[Web page and app entries]
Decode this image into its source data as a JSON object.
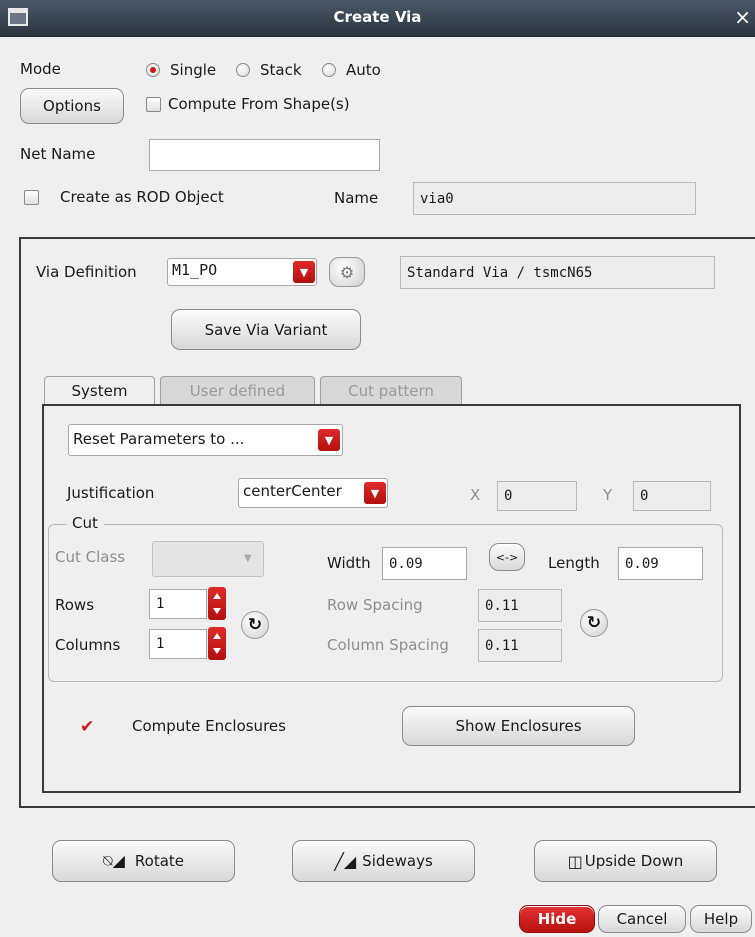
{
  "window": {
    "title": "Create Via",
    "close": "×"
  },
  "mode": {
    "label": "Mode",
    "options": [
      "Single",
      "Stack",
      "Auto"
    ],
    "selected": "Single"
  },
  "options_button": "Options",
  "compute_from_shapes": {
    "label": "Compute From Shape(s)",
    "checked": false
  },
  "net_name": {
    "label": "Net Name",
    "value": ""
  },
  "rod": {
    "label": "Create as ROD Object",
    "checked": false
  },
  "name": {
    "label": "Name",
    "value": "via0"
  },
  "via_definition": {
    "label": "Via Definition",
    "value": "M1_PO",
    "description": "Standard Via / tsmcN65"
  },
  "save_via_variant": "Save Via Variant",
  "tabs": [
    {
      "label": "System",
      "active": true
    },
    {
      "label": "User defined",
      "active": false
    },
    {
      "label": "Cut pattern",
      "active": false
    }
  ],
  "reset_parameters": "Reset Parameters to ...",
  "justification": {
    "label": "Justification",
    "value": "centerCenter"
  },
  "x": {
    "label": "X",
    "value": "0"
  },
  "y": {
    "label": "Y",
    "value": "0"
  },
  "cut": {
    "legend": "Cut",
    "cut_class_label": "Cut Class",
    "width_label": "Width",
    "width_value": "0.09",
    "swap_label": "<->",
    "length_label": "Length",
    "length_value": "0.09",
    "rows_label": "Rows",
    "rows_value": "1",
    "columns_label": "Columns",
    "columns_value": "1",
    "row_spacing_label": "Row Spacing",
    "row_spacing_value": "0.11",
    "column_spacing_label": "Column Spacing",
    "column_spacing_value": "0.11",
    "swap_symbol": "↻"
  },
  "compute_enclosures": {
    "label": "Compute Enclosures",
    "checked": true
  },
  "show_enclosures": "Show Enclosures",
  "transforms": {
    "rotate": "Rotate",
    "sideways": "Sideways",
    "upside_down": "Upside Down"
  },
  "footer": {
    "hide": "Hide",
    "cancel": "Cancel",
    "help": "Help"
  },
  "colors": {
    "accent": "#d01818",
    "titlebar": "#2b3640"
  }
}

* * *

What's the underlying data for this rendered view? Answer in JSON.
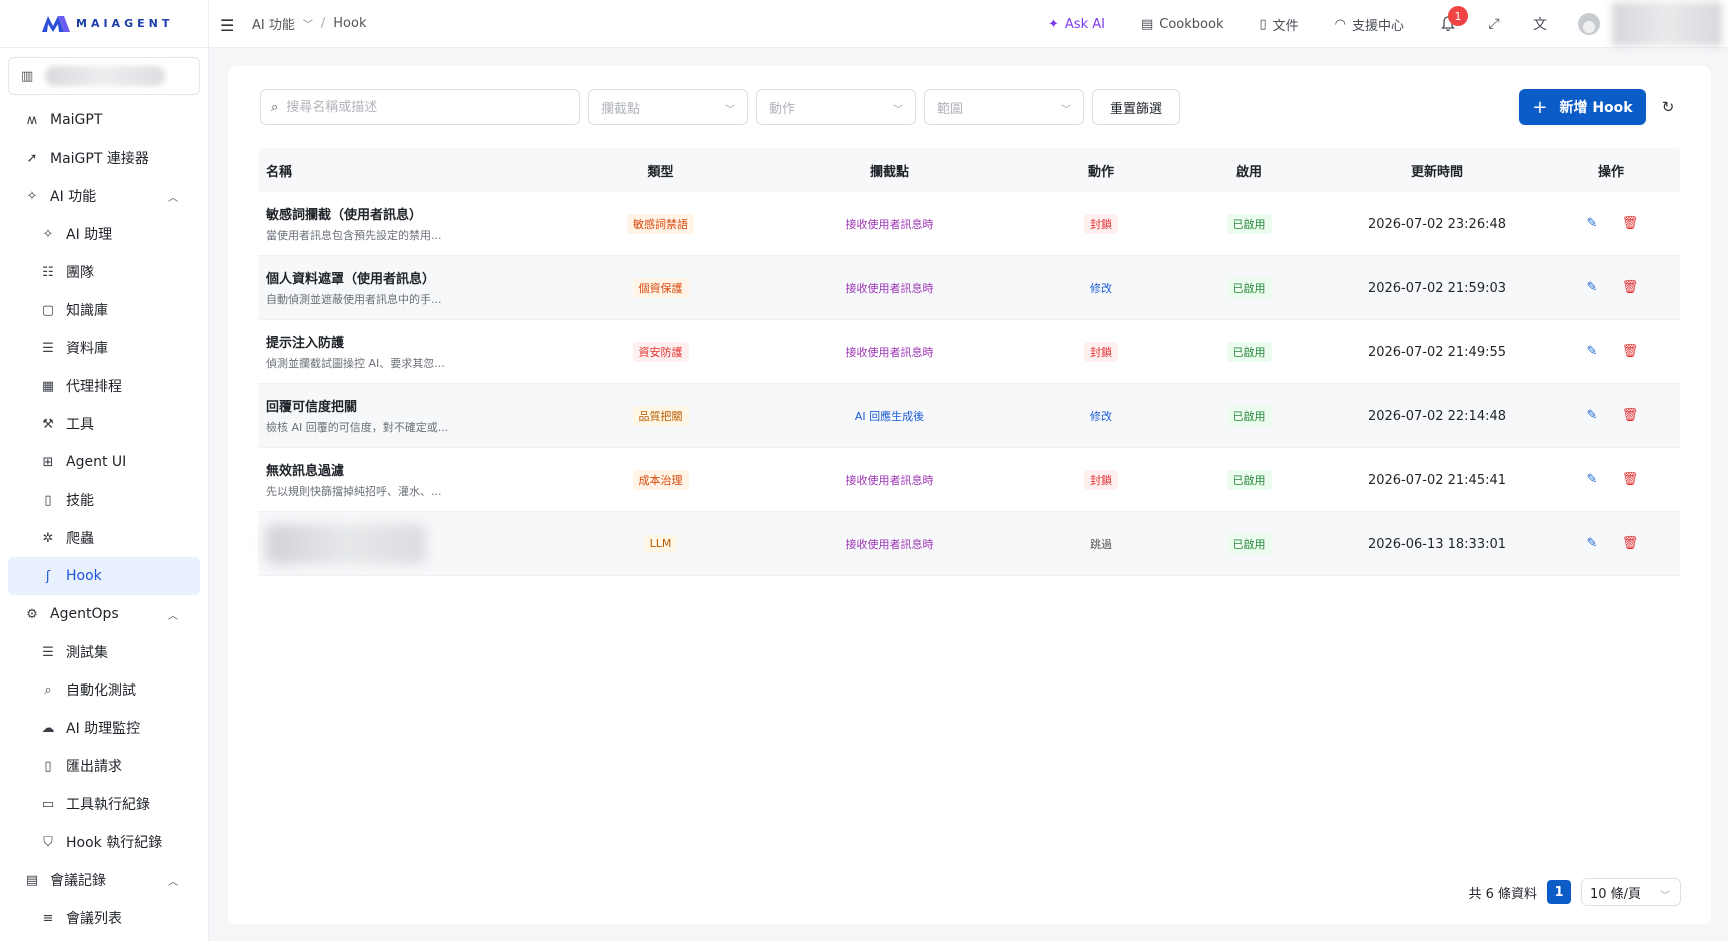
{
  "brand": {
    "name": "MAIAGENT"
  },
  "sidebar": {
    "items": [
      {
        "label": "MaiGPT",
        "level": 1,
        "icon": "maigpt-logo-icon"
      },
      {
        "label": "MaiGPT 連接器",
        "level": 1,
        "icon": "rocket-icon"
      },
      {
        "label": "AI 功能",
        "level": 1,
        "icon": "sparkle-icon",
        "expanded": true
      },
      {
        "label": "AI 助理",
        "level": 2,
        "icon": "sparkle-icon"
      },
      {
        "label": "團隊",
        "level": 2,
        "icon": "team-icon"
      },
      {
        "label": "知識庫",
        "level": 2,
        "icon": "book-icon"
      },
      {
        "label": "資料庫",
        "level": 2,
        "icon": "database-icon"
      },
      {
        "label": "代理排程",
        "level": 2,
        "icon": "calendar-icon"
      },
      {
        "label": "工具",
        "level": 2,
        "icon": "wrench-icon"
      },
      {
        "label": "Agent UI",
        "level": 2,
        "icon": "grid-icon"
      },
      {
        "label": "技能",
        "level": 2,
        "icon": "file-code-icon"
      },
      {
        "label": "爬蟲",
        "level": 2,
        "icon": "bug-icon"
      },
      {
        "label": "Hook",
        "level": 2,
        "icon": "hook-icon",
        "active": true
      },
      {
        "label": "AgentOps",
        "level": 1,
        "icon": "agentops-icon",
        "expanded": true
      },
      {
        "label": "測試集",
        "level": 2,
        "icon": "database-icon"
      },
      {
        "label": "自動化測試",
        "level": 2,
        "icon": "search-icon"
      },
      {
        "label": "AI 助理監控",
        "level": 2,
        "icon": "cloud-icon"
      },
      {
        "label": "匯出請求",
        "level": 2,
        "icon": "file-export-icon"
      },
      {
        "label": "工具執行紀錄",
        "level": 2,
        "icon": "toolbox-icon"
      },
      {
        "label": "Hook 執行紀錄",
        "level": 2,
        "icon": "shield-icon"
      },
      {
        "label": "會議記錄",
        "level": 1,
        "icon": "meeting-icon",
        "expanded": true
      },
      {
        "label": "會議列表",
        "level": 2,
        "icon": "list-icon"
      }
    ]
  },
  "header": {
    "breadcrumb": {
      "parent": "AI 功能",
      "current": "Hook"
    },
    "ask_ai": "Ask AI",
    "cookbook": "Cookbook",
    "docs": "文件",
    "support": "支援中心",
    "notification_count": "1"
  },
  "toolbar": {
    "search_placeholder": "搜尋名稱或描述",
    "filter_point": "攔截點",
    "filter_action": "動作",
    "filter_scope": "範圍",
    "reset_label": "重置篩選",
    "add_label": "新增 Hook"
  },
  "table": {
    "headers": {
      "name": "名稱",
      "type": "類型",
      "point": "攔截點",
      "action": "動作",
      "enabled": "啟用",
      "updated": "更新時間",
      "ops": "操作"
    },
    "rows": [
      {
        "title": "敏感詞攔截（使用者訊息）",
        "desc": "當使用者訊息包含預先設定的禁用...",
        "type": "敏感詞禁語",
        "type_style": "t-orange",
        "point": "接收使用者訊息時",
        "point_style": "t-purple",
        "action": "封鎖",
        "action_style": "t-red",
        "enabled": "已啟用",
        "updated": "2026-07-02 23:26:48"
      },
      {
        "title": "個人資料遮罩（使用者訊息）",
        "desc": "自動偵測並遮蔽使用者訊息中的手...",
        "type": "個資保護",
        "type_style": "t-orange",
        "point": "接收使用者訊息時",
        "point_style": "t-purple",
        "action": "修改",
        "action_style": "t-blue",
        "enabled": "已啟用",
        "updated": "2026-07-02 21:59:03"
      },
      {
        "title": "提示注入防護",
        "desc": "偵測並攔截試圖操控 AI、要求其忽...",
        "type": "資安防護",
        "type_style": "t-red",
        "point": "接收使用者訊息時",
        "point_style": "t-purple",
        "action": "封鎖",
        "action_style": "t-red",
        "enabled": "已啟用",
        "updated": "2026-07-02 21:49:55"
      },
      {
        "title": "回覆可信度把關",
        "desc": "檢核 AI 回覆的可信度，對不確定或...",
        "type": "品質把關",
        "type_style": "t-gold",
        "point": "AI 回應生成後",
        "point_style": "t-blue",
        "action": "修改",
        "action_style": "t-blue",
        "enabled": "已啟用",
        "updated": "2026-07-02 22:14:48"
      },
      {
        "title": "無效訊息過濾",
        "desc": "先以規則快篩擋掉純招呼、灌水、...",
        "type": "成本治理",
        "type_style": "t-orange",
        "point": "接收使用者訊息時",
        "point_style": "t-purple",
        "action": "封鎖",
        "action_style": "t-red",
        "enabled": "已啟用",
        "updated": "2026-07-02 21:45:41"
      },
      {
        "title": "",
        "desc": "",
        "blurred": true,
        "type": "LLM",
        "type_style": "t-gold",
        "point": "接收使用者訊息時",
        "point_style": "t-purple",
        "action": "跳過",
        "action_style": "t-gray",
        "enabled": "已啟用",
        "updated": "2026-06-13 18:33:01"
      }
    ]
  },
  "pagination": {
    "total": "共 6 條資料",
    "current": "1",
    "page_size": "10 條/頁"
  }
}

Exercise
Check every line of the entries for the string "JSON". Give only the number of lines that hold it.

Task result
2